### Task goal
Reproduce the listing that follows so that each line matches the original exactly.

-- Records to use follows --

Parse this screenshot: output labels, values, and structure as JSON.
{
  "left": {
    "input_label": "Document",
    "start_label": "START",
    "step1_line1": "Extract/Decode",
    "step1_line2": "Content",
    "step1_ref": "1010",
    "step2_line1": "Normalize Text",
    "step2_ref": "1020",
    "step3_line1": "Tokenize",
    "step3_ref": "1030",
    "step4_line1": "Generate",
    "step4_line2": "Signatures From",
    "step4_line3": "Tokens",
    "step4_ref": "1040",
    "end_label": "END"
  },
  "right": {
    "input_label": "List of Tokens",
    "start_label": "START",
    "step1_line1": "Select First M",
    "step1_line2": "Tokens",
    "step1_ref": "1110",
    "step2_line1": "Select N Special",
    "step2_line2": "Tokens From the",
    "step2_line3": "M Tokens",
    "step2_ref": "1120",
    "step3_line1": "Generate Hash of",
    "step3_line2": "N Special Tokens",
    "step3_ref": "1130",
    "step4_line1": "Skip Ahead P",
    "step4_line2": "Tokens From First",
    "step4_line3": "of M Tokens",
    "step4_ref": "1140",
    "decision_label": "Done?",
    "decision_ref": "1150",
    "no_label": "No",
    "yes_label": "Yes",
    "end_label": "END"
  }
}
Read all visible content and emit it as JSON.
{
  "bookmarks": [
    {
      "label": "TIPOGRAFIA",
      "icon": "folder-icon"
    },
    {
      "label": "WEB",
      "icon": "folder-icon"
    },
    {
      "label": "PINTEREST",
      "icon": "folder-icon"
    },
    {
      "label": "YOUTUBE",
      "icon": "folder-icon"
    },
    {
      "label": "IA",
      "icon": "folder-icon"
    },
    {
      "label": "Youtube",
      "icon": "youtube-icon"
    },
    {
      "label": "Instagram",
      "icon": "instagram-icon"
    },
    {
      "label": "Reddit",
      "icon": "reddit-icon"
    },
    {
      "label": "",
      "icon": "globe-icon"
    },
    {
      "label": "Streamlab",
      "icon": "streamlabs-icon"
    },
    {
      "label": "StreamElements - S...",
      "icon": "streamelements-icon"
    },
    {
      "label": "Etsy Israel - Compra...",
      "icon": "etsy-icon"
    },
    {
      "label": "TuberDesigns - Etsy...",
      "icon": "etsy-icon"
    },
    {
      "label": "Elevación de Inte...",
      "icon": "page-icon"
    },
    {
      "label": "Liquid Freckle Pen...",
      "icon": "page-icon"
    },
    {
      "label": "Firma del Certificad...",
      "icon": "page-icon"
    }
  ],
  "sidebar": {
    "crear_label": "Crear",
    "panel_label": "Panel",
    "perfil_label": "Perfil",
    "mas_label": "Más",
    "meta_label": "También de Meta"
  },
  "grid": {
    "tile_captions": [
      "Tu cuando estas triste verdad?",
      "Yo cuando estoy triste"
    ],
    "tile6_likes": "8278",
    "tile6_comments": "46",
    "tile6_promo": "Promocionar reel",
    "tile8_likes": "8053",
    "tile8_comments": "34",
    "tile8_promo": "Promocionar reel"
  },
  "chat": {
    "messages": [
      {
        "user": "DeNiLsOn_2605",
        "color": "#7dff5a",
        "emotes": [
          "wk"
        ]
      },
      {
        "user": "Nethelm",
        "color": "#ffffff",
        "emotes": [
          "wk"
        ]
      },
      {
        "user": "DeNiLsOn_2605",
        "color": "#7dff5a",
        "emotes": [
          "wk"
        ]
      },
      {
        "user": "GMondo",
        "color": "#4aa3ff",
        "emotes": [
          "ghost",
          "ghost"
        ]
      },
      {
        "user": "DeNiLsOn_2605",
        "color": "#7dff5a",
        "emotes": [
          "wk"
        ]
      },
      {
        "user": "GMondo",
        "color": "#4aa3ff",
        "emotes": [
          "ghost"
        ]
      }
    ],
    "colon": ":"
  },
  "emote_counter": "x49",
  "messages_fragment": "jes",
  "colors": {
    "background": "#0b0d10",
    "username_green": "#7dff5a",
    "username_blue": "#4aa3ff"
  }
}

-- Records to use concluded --

### Result of the exercise
Parse this screenshot: output labels, values, and structure as JSON.
{
  "left": {
    "input_label": "Document",
    "start_label": "START",
    "step1_line1": "Extract/Decode",
    "step1_line2": "Content",
    "step1_ref": "1010",
    "step2_line1": "Normalize Text",
    "step2_ref": "1020",
    "step3_line1": "Tokenize",
    "step3_ref": "1030",
    "step4_line1": "Generate",
    "step4_line2": "Signatures From",
    "step4_line3": "Tokens",
    "step4_ref": "1040",
    "end_label": "END"
  },
  "right": {
    "input_label": "List of Tokens",
    "start_label": "START",
    "step1_line1": "Select First M",
    "step1_line2": "Tokens",
    "step1_ref": "1110",
    "step2_line1": "Select N Special",
    "step2_line2": "Tokens From the",
    "step2_line3": "M Tokens",
    "step2_ref": "1120",
    "step3_line1": "Generate Hash of",
    "step3_line2": "N Special Tokens",
    "step3_ref": "1130",
    "step4_line1": "Skip Ahead P",
    "step4_line2": "Tokens From First",
    "step4_line3": "of M Tokens",
    "step4_ref": "1140",
    "decision_label": "Done?",
    "decision_ref": "1150",
    "no_label": "No",
    "yes_label": "Yes",
    "end_label": "END"
  }
}
Read all visible content and emit it as JSON.
{
  "bookmarks": [
    {
      "label": "TIPOGRAFIA",
      "icon": "folder-icon"
    },
    {
      "label": "WEB",
      "icon": "folder-icon"
    },
    {
      "label": "PINTEREST",
      "icon": "folder-icon"
    },
    {
      "label": "YOUTUBE",
      "icon": "folder-icon"
    },
    {
      "label": "IA",
      "icon": "folder-icon"
    },
    {
      "label": "Youtube",
      "icon": "youtube-icon"
    },
    {
      "label": "Instagram",
      "icon": "instagram-icon"
    },
    {
      "label": "Reddit",
      "icon": "reddit-icon"
    },
    {
      "label": "",
      "icon": "globe-icon"
    },
    {
      "label": "Streamlab",
      "icon": "streamlabs-icon"
    },
    {
      "label": "StreamElements - S...",
      "icon": "streamelements-icon"
    },
    {
      "label": "Etsy Israel - Compra...",
      "icon": "etsy-icon"
    },
    {
      "label": "TuberDesigns - Etsy...",
      "icon": "etsy-icon"
    },
    {
      "label": "Elevación de Inte...",
      "icon": "page-icon"
    },
    {
      "label": "Liquid Freckle Pen...",
      "icon": "page-icon"
    },
    {
      "label": "Firma del Certificad...",
      "icon": "page-icon"
    }
  ],
  "sidebar": {
    "crear_label": "Crear",
    "panel_label": "Panel",
    "perfil_label": "Perfil",
    "mas_label": "Más",
    "meta_label": "También de Meta"
  },
  "grid": {
    "tile_captions": [
      "Tu cuando estas triste verdad?",
      "Yo cuando estoy triste"
    ],
    "tile6_likes": "8278",
    "tile6_comments": "46",
    "tile6_promo": "Promocionar reel",
    "tile8_likes": "8053",
    "tile8_comments": "34",
    "tile8_promo": "Promocionar reel"
  },
  "chat": {
    "messages": [
      {
        "user": "DeNiLsOn_2605",
        "color": "#7dff5a",
        "emotes": [
          "wk"
        ]
      },
      {
        "user": "Nethelm",
        "color": "#ffffff",
        "emotes": [
          "wk"
        ]
      },
      {
        "user": "DeNiLsOn_2605",
        "color": "#7dff5a",
        "emotes": [
          "wk"
        ]
      },
      {
        "user": "GMondo",
        "color": "#4aa3ff",
        "emotes": [
          "ghost",
          "ghost"
        ]
      },
      {
        "user": "DeNiLsOn_2605",
        "color": "#7dff5a",
        "emotes": [
          "wk"
        ]
      },
      {
        "user": "GMondo",
        "color": "#4aa3ff",
        "emotes": [
          "ghost"
        ]
      }
    ],
    "colon": ":"
  },
  "emote_counter": "x49",
  "messages_fragment": "jes",
  "colors": {
    "background": "#0b0d10",
    "username_green": "#7dff5a",
    "username_blue": "#4aa3ff"
  }
}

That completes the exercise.